The California Court of Appeal recently reviewed a case that dealt with a group of mobile home park tenants who sued their landlord for a number of causes of action, including breach of contract, breach of quiet enjoyment, negligence, and breach of habitability. Bevis v. Terrace View Partners reviews whether a landlord could be held civilly liable for charging rent pursuant to a contract or raising rents to a month-to-month tenant.

In general, a landlord can charge the landlord wants as rent to a tenant absent a rent control law. Therefore, the Court found that a landlord could not be civilly liable for charging rent that was agreed upon in a rental agreement or not precluded in a month to month agreement.

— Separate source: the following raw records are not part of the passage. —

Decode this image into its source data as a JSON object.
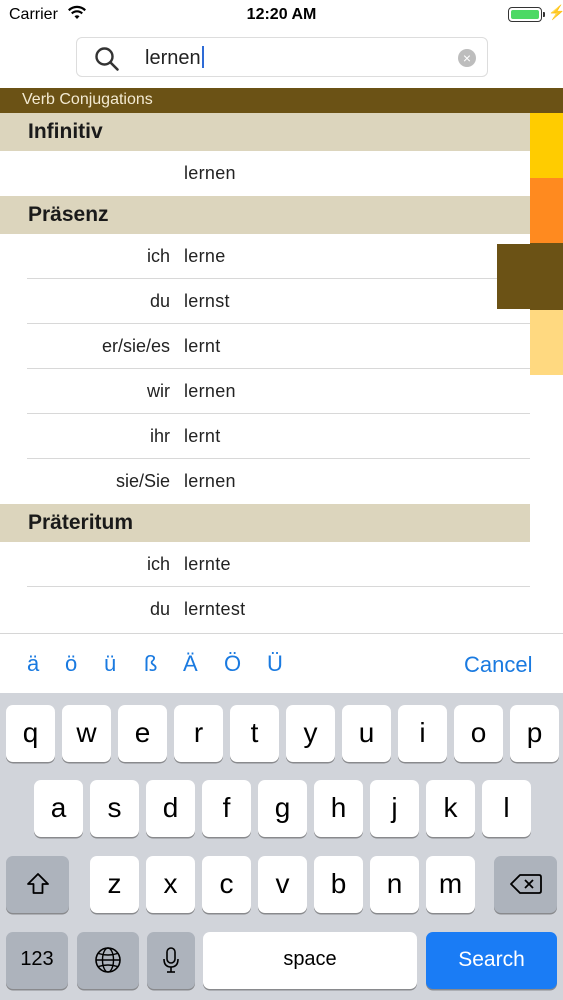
{
  "status_bar": {
    "carrier": "Carrier",
    "time": "12:20 AM",
    "battery_level": 1.0
  },
  "search": {
    "value": "lernen"
  },
  "header": {
    "title": "Verb Conjugations"
  },
  "sections": [
    {
      "title": "Infinitiv",
      "rows": [
        {
          "pronoun": "",
          "form": "lernen"
        }
      ]
    },
    {
      "title": "Präsenz",
      "rows": [
        {
          "pronoun": "ich",
          "form": "lerne"
        },
        {
          "pronoun": "du",
          "form": "lernst"
        },
        {
          "pronoun": "er/sie/es",
          "form": "lernt"
        },
        {
          "pronoun": "wir",
          "form": "lernen"
        },
        {
          "pronoun": "ihr",
          "form": "lernt"
        },
        {
          "pronoun": "sie/Sie",
          "form": "lernen"
        }
      ]
    },
    {
      "title": "Präteritum",
      "rows": [
        {
          "pronoun": "ich",
          "form": "lernte"
        },
        {
          "pronoun": "du",
          "form": "lerntest"
        }
      ]
    }
  ],
  "index_colors": [
    "#ffcc00",
    "#ff8a1f",
    "#6b5215",
    "#ffd980"
  ],
  "accent_bar": {
    "characters": [
      "ä",
      "ö",
      "ü",
      "ß",
      "Ä",
      "Ö",
      "Ü"
    ],
    "cancel_label": "Cancel"
  },
  "keyboard": {
    "row1": [
      "q",
      "w",
      "e",
      "r",
      "t",
      "y",
      "u",
      "i",
      "o",
      "p"
    ],
    "row2": [
      "a",
      "s",
      "d",
      "f",
      "g",
      "h",
      "j",
      "k",
      "l"
    ],
    "row3": [
      "z",
      "x",
      "c",
      "v",
      "b",
      "n",
      "m"
    ],
    "numbers_label": "123",
    "space_label": "space",
    "search_label": "Search"
  },
  "colors": {
    "header_bg": "#6b5215",
    "section_bg": "#dcd5bd",
    "accent_blue": "#1a7ae0",
    "search_key": "#1a7cf5"
  }
}
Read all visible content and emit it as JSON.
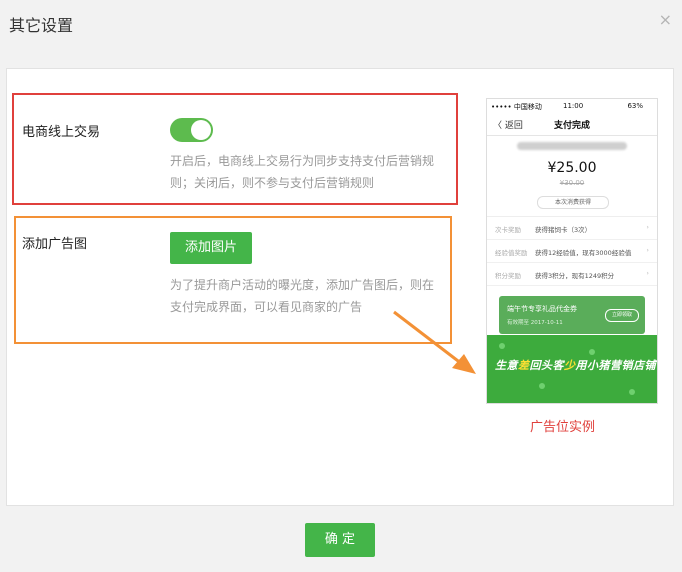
{
  "dialog": {
    "title": "其它设置",
    "close_icon": "×",
    "confirm_label": "确 定"
  },
  "ecommerce": {
    "label": "电商线上交易",
    "toggle_on": true,
    "desc_line1": "开启后，电商线上交易行为同步支持支付后营销规",
    "desc_line2": "则；关闭后，则不参与支付后营销规则"
  },
  "ad_image": {
    "label": "添加广告图",
    "button_label": "添加图片",
    "desc_line1": "为了提升商户活动的曝光度，添加广告图后，则在",
    "desc_line2": "支付完成界面，可以看见商家的广告"
  },
  "preview": {
    "caption": "广告位实例",
    "status_carrier": "••••• 中国移动 ",
    "status_time": "11:00",
    "status_battery": "63%",
    "back_label": "〈 返回",
    "page_title": "支付完成",
    "amount": "¥25.00",
    "original_amount": "¥30.00",
    "reward_pill": "本次消费获得",
    "rows": [
      {
        "key": "次卡奖励",
        "value": "获得猪饲卡（3次）"
      },
      {
        "key": "经验值奖励",
        "value": "获得12经验值，现有3000经验值"
      },
      {
        "key": "积分奖励",
        "value": "获得3积分，现有1249积分"
      }
    ],
    "coupon_title": "端午节专享礼品代金券",
    "coupon_date": "有效期至 2017-10-11",
    "coupon_button": "立即领取",
    "ad_text_a": "生意",
    "ad_text_hl1": "差",
    "ad_text_b": "回头客",
    "ad_text_hl2": "少",
    "ad_text_c": "用小猪营销店铺"
  },
  "colors": {
    "accent_green": "#44b549",
    "red_frame": "#e0403c",
    "orange_frame": "#f39136"
  }
}
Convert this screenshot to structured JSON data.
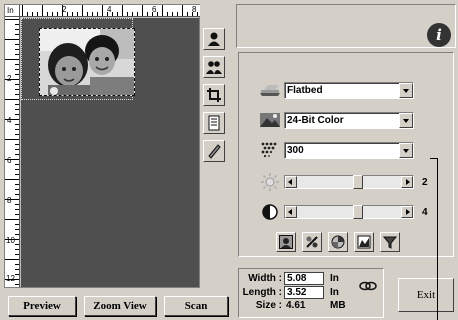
{
  "preview": {
    "corner_label": "In",
    "ruler_top_labels": [
      "2",
      "4",
      "6",
      "8"
    ],
    "ruler_left_labels": [
      "2",
      "4",
      "6",
      "8",
      "10",
      "12"
    ]
  },
  "toolbar": {
    "icons": [
      "single-person-icon",
      "two-persons-icon",
      "crop-icon",
      "document-icon",
      "pen-icon"
    ]
  },
  "settings": {
    "scan_source": "Flatbed",
    "image_type": "24-Bit Color",
    "resolution": "300",
    "brightness_value": "2",
    "contrast_value": "4",
    "brightness_level_fraction": 0.6,
    "contrast_level_fraction": 0.6
  },
  "size_info": {
    "width_label": "Width :",
    "width_value": "5.08",
    "width_unit": "In",
    "length_label": "Length :",
    "length_value": "3.52",
    "length_unit": "In",
    "size_label": "Size :",
    "size_value": "4.61",
    "size_unit": "MB"
  },
  "buttons": {
    "preview": "Preview",
    "zoom_view": "Zoom View",
    "scan": "Scan",
    "exit": "Exit",
    "info": "i"
  }
}
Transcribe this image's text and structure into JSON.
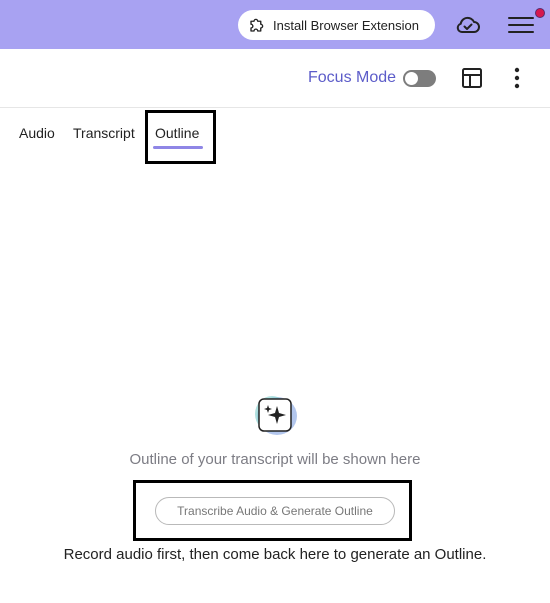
{
  "topbar": {
    "extension_button_label": "Install Browser Extension",
    "colors": {
      "background": "#a8a2f2",
      "notification_dot": "#d6184e"
    }
  },
  "toolbar": {
    "focus_mode_label": "Focus Mode",
    "focus_mode_enabled": false,
    "accent_color": "#5c5cc9"
  },
  "tabs": {
    "items": [
      {
        "label": "Audio",
        "active": false
      },
      {
        "label": "Transcript",
        "active": false
      },
      {
        "label": "Outline",
        "active": true
      }
    ],
    "active_underline_color": "#8f86e6"
  },
  "outline": {
    "empty_message": "Outline of your transcript will be shown here",
    "generate_button_label": "Transcribe Audio & Generate Outline",
    "hint": "Record audio first, then come back here to generate an Outline."
  },
  "icons": {
    "extension": "puzzle-icon",
    "cloud": "cloud-check-icon",
    "menu": "hamburger-menu-icon",
    "layout": "layout-panel-icon",
    "more": "more-vertical-icon",
    "sparkle": "sparkle-icon"
  }
}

The Court further found that a landlord could not held liable for negligence for charging high rent, particularly when agreed upon in a rental agreement. Charging high rent alone is not actionable.

In Bevis v. Terrace View Partners, the jury in the trial court awarded the tenants that were plaintiffs in the lawsuit $1,289,000 in compensatory damages and $57 million in punitive damages. The Court entered a judgment for punitive damages of $1,289,000. The appellate court found that the the tenant’s damages would have to derive from the conditions in the mobilehome park and not the fact that rents being charged were above average rents in the area. The appellate court reversed the judgment requiring a new trial.

The fact that rents were higher than the market rate was not actionable unless there were actual conditions in the mobilehome that gave rise to damages, i.e. claims of habitability or breaches of quiet enjoyment. This case exemplifies the difference between rent control and non-rent control jurisdictions. In certain rent control jurisdictions, if a landlord charges a rent that does not conform to the local rent control law, a tenant has a right to offset unpermitted rents or ask for them to be returned. In non-rent control jurisdictions, generally a tenant cannot ask for rent to be returned if it is “high.”